When you book flights through Chase’s travel portal, the earnings catapult to five points per dollar spent. The earnings accelerate from there with 10 points per dollar spent on hotels, car rentals, and Chase Dining when booked directly through Chase’s website. Be aware though that if you have elite status with certain hotel programs, you won’t be eligible for those perks if you book through Chase as it is considered a travel agency.

You can also earn points through the Chase Ultimate Rewards shopping portal, which partners with a bevy of online retailers. You’ll earn bonus points by clicking through the link on the Chase website rather than going to those websites directly. I shop at stores like Banana Republic and Kiehl’s to earn bonus points. I also buy a lot of household supplies like paper towels, toiletries, and shelf-stable products online from stores like The Home Depot to earn extra points. They arrive on my doorstep, eliminating the need to lug them home from the store, and I get closer to my travel goals through extra points. I call that a win-win.

How to spend/redeem points

Chase Ultimate Rewards points are far more flexible than traditional frequent flier miles and hotel points. Rather than worrying about finding award space on particular dates of travel or fluctuating (or even disappearing) award redemption charts, you can redeem them like cash.

Even better, the Chase Sapphire Reserve gives a value of 1.5 cents to each point you have when used to book travel via Chase’s travel portal. You can book airfare, hotels, and even cruises using points without having to worry about searching for award space. That means you can redeem just over 53,000 Chase points for an $800 ticket via the Chase Ultimate Rewards portal.

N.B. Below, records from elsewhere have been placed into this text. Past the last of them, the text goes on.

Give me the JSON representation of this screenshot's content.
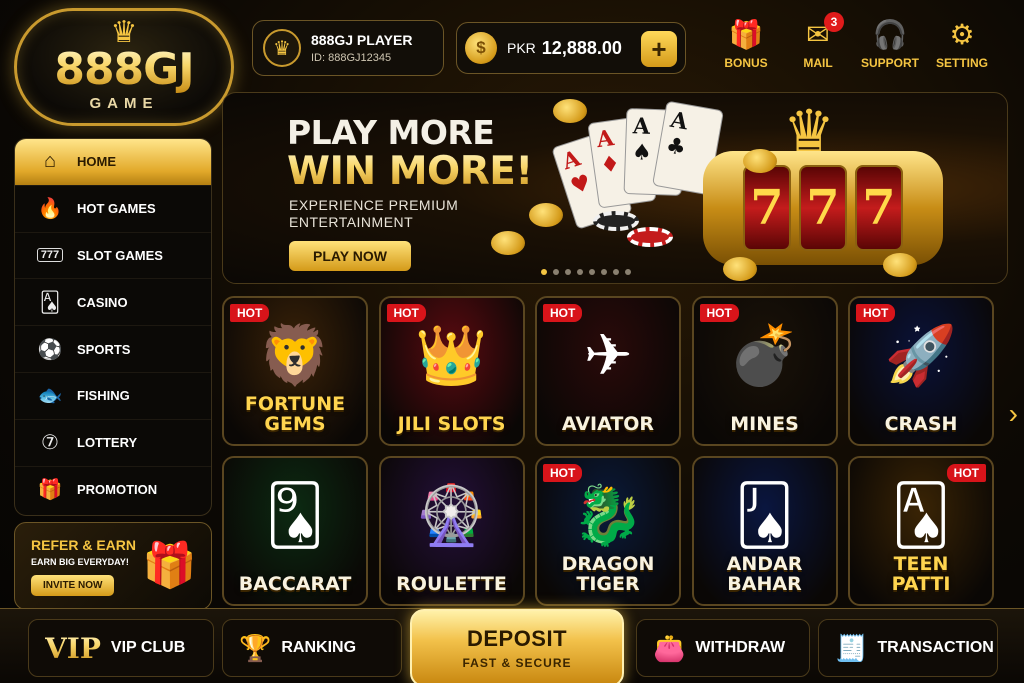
{
  "logo": {
    "main": "888GJ",
    "sub": "GAME",
    "crown_icon": "crown-icon"
  },
  "player": {
    "name": "888GJ PLAYER",
    "id": "ID: 888GJ12345",
    "avatar_icon": "crown-icon"
  },
  "balance": {
    "currency": "PKR",
    "amount": "12,888.00",
    "coin_symbol": "$",
    "add_label": "+"
  },
  "top_nav": [
    {
      "label": "BONUS",
      "icon": "gift-icon",
      "glyph": "🎁"
    },
    {
      "label": "MAIL",
      "icon": "mail-icon",
      "glyph": "✉",
      "badge": "3"
    },
    {
      "label": "SUPPORT",
      "icon": "headset-icon",
      "glyph": "🎧"
    },
    {
      "label": "SETTING",
      "icon": "gear-icon",
      "glyph": "⚙"
    }
  ],
  "sidebar": {
    "items": [
      {
        "label": "HOME",
        "icon": "home-icon",
        "glyph": "⌂",
        "active": true
      },
      {
        "label": "HOT GAMES",
        "icon": "flame-icon",
        "glyph": "🔥"
      },
      {
        "label": "SLOT GAMES",
        "icon": "slot-machine-icon",
        "glyph": "777"
      },
      {
        "label": "CASINO",
        "icon": "playing-cards-icon",
        "glyph": "🂡"
      },
      {
        "label": "SPORTS",
        "icon": "soccer-ball-icon",
        "glyph": "⚽"
      },
      {
        "label": "FISHING",
        "icon": "fish-icon",
        "glyph": "🐟"
      },
      {
        "label": "LOTTERY",
        "icon": "lottery-ball-icon",
        "glyph": "⑦"
      },
      {
        "label": "PROMOTION",
        "icon": "gift-icon",
        "glyph": "🎁"
      }
    ]
  },
  "refer": {
    "title": "REFER & EARN",
    "subtitle": "EARN BIG EVERYDAY!",
    "button": "INVITE NOW"
  },
  "banner": {
    "line1": "PLAY MORE",
    "line2": "WIN MORE!",
    "subtitle": "EXPERIENCE PREMIUM ENTERTAINMENT",
    "button": "PLAY NOW",
    "reels": [
      "7",
      "7",
      "7"
    ],
    "slides": 8,
    "active_slide": 1
  },
  "games": [
    {
      "title": "FORTUNE GEMS",
      "hot": true,
      "art": "🦁",
      "bg": "#3a2208"
    },
    {
      "title": "JILI SLOTS",
      "hot": true,
      "art": "👑",
      "bg": "#5a0a10"
    },
    {
      "title": "AVIATOR",
      "hot": true,
      "art": "✈",
      "bg": "#2a0a0a"
    },
    {
      "title": "MINES",
      "hot": true,
      "art": "💣",
      "bg": "#1a1208"
    },
    {
      "title": "CRASH",
      "hot": true,
      "art": "🚀",
      "bg": "#0a1238"
    },
    {
      "title": "BACCARAT",
      "hot": false,
      "art": "🂩",
      "bg": "#0c2a12"
    },
    {
      "title": "ROULETTE",
      "hot": false,
      "art": "🎡",
      "bg": "#24103a"
    },
    {
      "title": "DRAGON TIGER",
      "hot": true,
      "art": "🐉",
      "bg": "#0a1a3a"
    },
    {
      "title": "ANDAR BAHAR",
      "hot": false,
      "art": "🂫",
      "bg": "#0a1640"
    },
    {
      "title": "TEEN PATTI",
      "hot": true,
      "hot_right": true,
      "art": "🂡",
      "bg": "#3a2405"
    }
  ],
  "bottom_nav": {
    "vip": {
      "badge": "VIP",
      "label": "VIP CLUB",
      "icon": "crown-icon"
    },
    "ranking": {
      "label": "RANKING",
      "icon": "trophy-icon"
    },
    "deposit": {
      "label": "DEPOSIT",
      "sub": "FAST & SECURE"
    },
    "withdraw": {
      "label": "WITHDRAW",
      "icon": "wallet-icon"
    },
    "transaction": {
      "label": "TRANSACTION",
      "icon": "receipt-icon"
    }
  },
  "colors": {
    "accent": "#f5c542",
    "hot": "#d8141a",
    "bg": "#0d0904"
  }
}
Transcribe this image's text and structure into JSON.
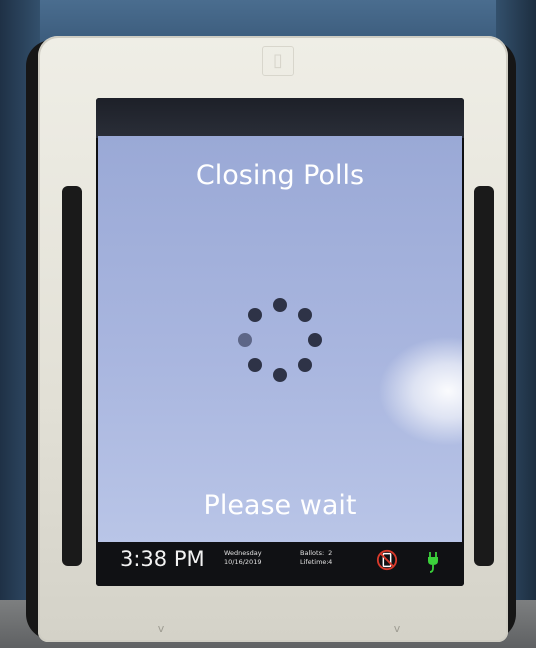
{
  "screen": {
    "title": "Closing Polls",
    "message": "Please wait"
  },
  "status_bar": {
    "time": "3:38 PM",
    "day": "Wednesday",
    "date": "10/16/2019",
    "ballots_label": "Ballots:",
    "ballots_value": "2",
    "lifetime_label": "Lifetime:",
    "lifetime_value": "4"
  },
  "icons": {
    "no_device": "no-device-icon",
    "power": "power-plug-icon",
    "spinner": "loading-spinner"
  },
  "colors": {
    "screen_background": "#a9b6df",
    "status_bar": "#101114",
    "no_device_red": "#d93a2b",
    "power_green": "#3bd23b"
  }
}
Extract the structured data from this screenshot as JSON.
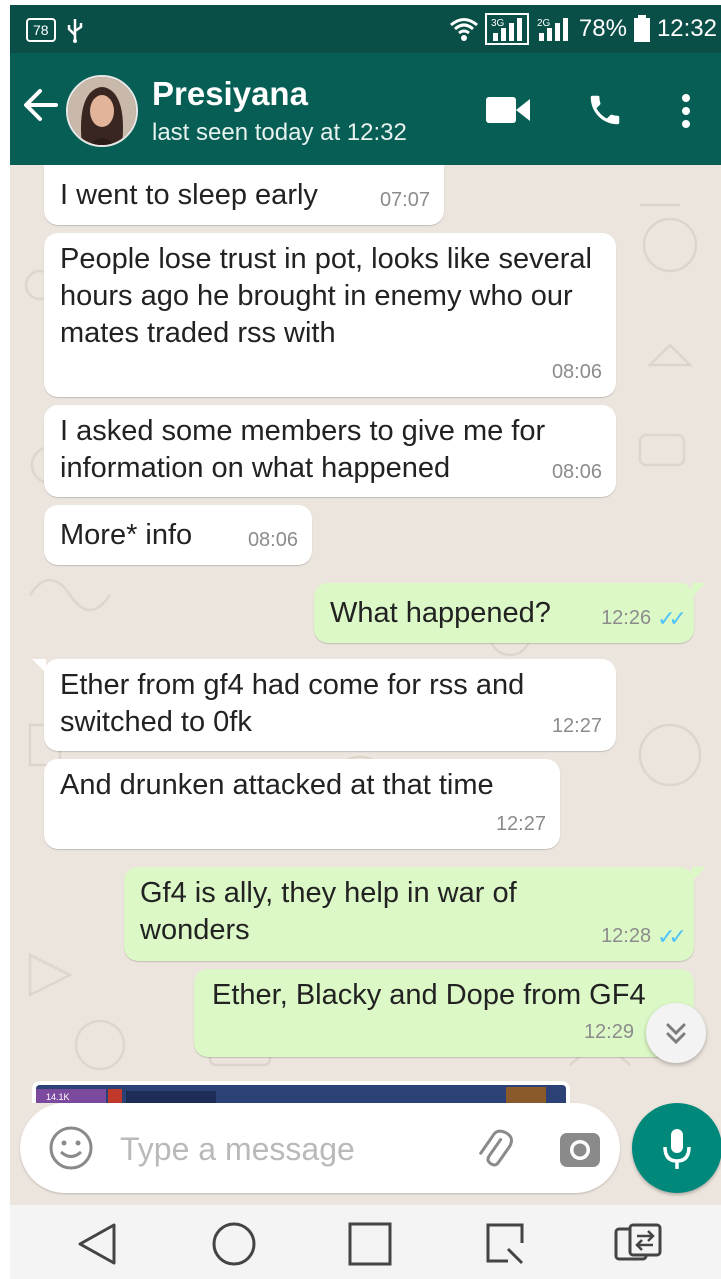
{
  "status_bar": {
    "notification_badge": "78",
    "battery": "78%",
    "time": "12:32",
    "net_1": "3G",
    "net_2": "2G"
  },
  "header": {
    "contact_name": "Presiyana",
    "last_seen": "last seen today at 12:32"
  },
  "messages": [
    {
      "direction": "in",
      "text": "I went to sleep early",
      "time": "07:07"
    },
    {
      "direction": "in",
      "text": "People lose trust in pot, looks like several hours ago he brought in enemy who our mates traded rss with",
      "time": "08:06"
    },
    {
      "direction": "in",
      "text": "I asked some members to give me for information on what happened",
      "time": "08:06"
    },
    {
      "direction": "in",
      "text": "More* info",
      "time": "08:06"
    },
    {
      "direction": "out",
      "text": "What happened?",
      "time": "12:26",
      "read": true
    },
    {
      "direction": "in",
      "text": "Ether from gf4 had come for rss and switched to 0fk",
      "time": "12:27"
    },
    {
      "direction": "in",
      "text": "And drunken attacked at that time",
      "time": "12:27"
    },
    {
      "direction": "out",
      "text": "Gf4 is ally, they help in war of wonders",
      "time": "12:28",
      "read": true
    },
    {
      "direction": "out",
      "text": "Ether, Blacky and Dope from GF4",
      "time": "12:29",
      "read": true
    }
  ],
  "preview_image_text": "14.1K",
  "composer": {
    "placeholder": "Type a message"
  },
  "icons": {
    "back": "arrow-back-icon",
    "video": "video-call-icon",
    "call": "phone-icon",
    "menu": "more-vert-icon",
    "emoji": "emoji-icon",
    "attach": "paperclip-icon",
    "camera": "camera-icon",
    "mic": "mic-icon",
    "scroll": "chevron-double-down-icon"
  },
  "colors": {
    "header": "#075e54",
    "status_bar": "#0a4f47",
    "outgoing_bubble": "#dcf8c6",
    "incoming_bubble": "#ffffff",
    "chat_background": "#ece5dd",
    "read_ticks": "#4fc3f7",
    "mic_button": "#00897b"
  }
}
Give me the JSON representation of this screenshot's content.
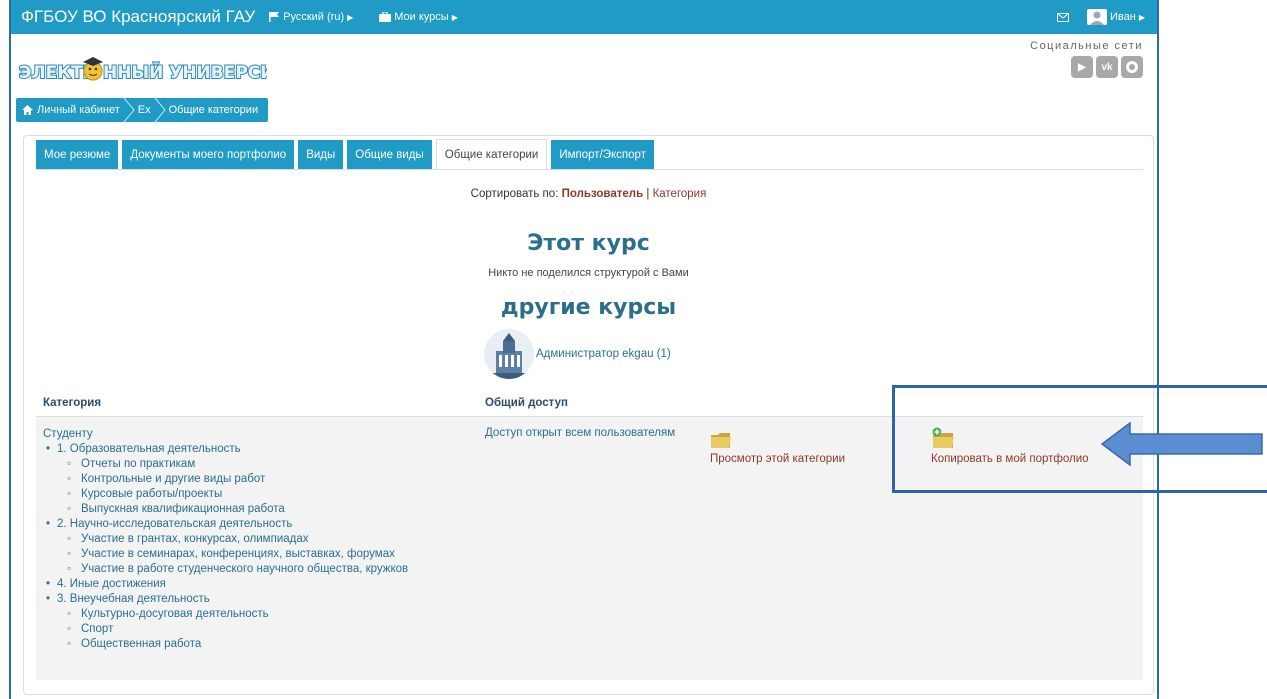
{
  "navbar": {
    "brand": "ФГБОУ ВО Красноярский ГАУ",
    "language": "Русский (ru)",
    "courses": "Мои курсы",
    "user": "Иван"
  },
  "header": {
    "social_title": "Социальные сети",
    "social_icons": [
      "youtube-icon",
      "vk-icon",
      "globe-icon"
    ],
    "logo_text": "ЭЛЕКТРОННЫЙ УНИВЕРСИТЕТ"
  },
  "breadcrumb": [
    "Личный кабинет",
    "Ex",
    "Общие категории"
  ],
  "tabs": [
    "Мое резюме",
    "Документы моего портфолио",
    "Виды",
    "Общие виды",
    "Общие категории",
    "Импорт/Экспорт"
  ],
  "active_tab": "Общие категории",
  "sort": {
    "prefix": "Сортировать по:",
    "active": "Пользователь",
    "separator": "|",
    "other": "Категория"
  },
  "this_course": {
    "title": "Этот курс",
    "message": "Никто не поделился структурой с Вами"
  },
  "other_courses": {
    "title": "другие курсы",
    "admin": "Администратор ekgau (1)"
  },
  "table": {
    "headers": [
      "Категория",
      "Общий доступ"
    ],
    "root": "Студенту",
    "categories": [
      {
        "label": "1. Образовательная деятельность",
        "children": [
          "Отчеты по практикам",
          "Контрольные и другие виды работ",
          "Курсовые работы/проекты",
          "Выпускная квалификационная работа"
        ]
      },
      {
        "label": "2. Научно-исследовательская деятельность",
        "children": [
          "Участие в грантах, конкурсах, олимпиадах",
          "Участие в семинарах, конференциях, выставках, форумах",
          "Участие в работе студенческого научного общества, кружков"
        ]
      },
      {
        "label": "4. Иные достижения",
        "children": []
      },
      {
        "label": "3. Внеучебная деятельность",
        "children": [
          "Культурно-досуговая деятельность",
          "Спорт",
          "Общественная работа"
        ]
      }
    ],
    "access": "Доступ открыт всем пользователям",
    "view_action": "Просмотр этой категории",
    "copy_action": "Копировать в мой портфолио"
  },
  "colors": {
    "primary": "#1f9bc6",
    "link": "#8b3a2a",
    "heading": "#2b6f8a",
    "highlight": "#2e64a8"
  }
}
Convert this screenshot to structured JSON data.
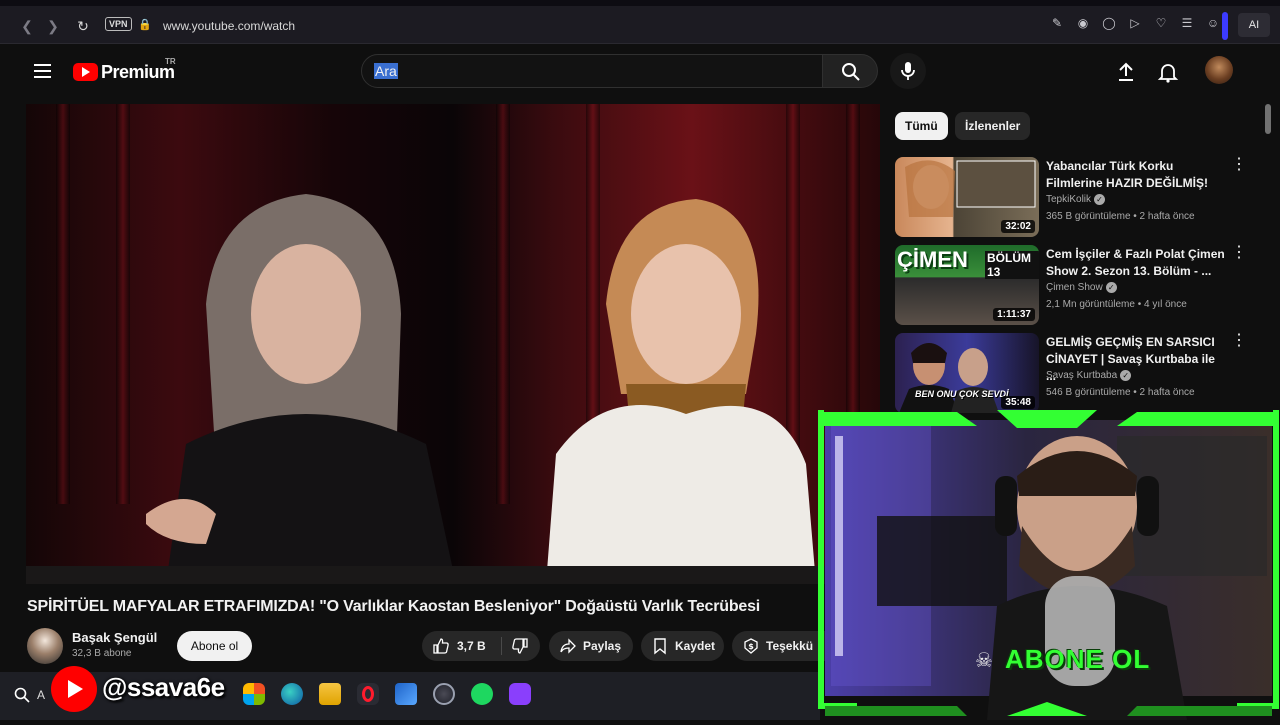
{
  "browser": {
    "vpn_label": "VPN",
    "url": "www.youtube.com/watch",
    "ai_label": "AI"
  },
  "header": {
    "logo_text": "Premium",
    "logo_country": "TR",
    "search_placeholder": "Ara"
  },
  "video": {
    "title": "SPİRİTÜEL MAFYALAR ETRAFIMIZDA! \"O Varlıklar Kaostan Besleniyor\" Doğaüstü Varlık Tecrübesi",
    "channel_name": "Başak Şengül",
    "subscribers": "32,3 B abone",
    "subscribe_label": "Abone ol",
    "likes": "3,7 B",
    "share_label": "Paylaş",
    "save_label": "Kaydet",
    "thanks_label": "Teşekkü"
  },
  "sidebar": {
    "chips": [
      "Tümü",
      "İzlenenler"
    ],
    "recommendations": [
      {
        "title": "Yabancılar Türk Korku Filmlerine HAZIR DEĞİLMİŞ!",
        "channel": "TepkiKolik",
        "meta": "365 B görüntüleme • 2 hafta önce",
        "duration": "32:02"
      },
      {
        "title": "Cem İşçiler & Fazlı Polat Çimen Show 2. Sezon 13. Bölüm - ...",
        "channel": "Çimen Show",
        "meta": "2,1 Mn görüntüleme • 4 yıl önce",
        "duration": "1:11:37",
        "thumb_text_1": "ÇİMEN",
        "thumb_text_2": "BÖLÜM 13"
      },
      {
        "title": "GELMİŞ GEÇMİŞ EN SARSICI CİNAYET | Savaş Kurtbaba ile ...",
        "channel": "Savaş Kurtbaba",
        "meta": "546 B görüntüleme • 2 hafta önce",
        "duration": "35:48",
        "thumb_text_1": "BEN ONU ÇOK SEVDİ"
      }
    ]
  },
  "overlay": {
    "handle": "@ssava6e",
    "abone_banner": "ABONE OL"
  },
  "taskbar": {
    "search_stub": "A"
  },
  "colors": {
    "youtube_red": "#ff0000",
    "neon_green": "#33ff33",
    "background": "#0f0f0f"
  }
}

Sometimes you can get better value by transferring points directly to airline or hotel programs to see if you can score a better deal by paying with their own loyalty currencies. I learned this lesson the hard way—once I redeemed just over 40,000 Chase points when paying $600 for a flight only to later realize that I could have purchased the same ticket by redeeming 18,000 United miles for it directly through MileagePlus. I could have saved a ton by transferring 18,000 Chase points to United instead of redeeming points directly from the Chase portal. It always pays to do a little homework when redeeming your hard-earned points and miles.

Beyond United MileagePlus, Chase points transfer to numerous other programs like Air France-KLM Flying Blue, Marriott Bonvoy, and World of Hyatt, among many others.

What I wish I knew before signing up

Chase has been beefing up the perks for the Chase Sapphire Preferred card, which has a lower annual fee ($95), and for some people that card might make more sense. Perks include five points per dollar spent on dining, groceries, select streaming services, and travel booked directly with Chase. You’ll also earn a 10 percent bonus on all the points you earn annually, which can be worth a hefty amount if you spend a lot.

Still, Chase Sapphire Preferred points are only worth 1.25 cents per point, making them slightly less valuable when redeeming via the Chase Portal. For those who don’t travel as often though, and have less use for lounge access or the $300 travel credit, this card might make more sense.

No matter which card you choose, both pack in the perks, but regular travelers can squeeze a whole lot of value out of the Chase Sapphire Reserve. I know that I have, and I won’t go anywhere without it.

Condé Nast Traveler has partnered with CardRatings for our coverage of credit card products. Condé Nast Traveler and CardRatings may receive a commission from card issuers.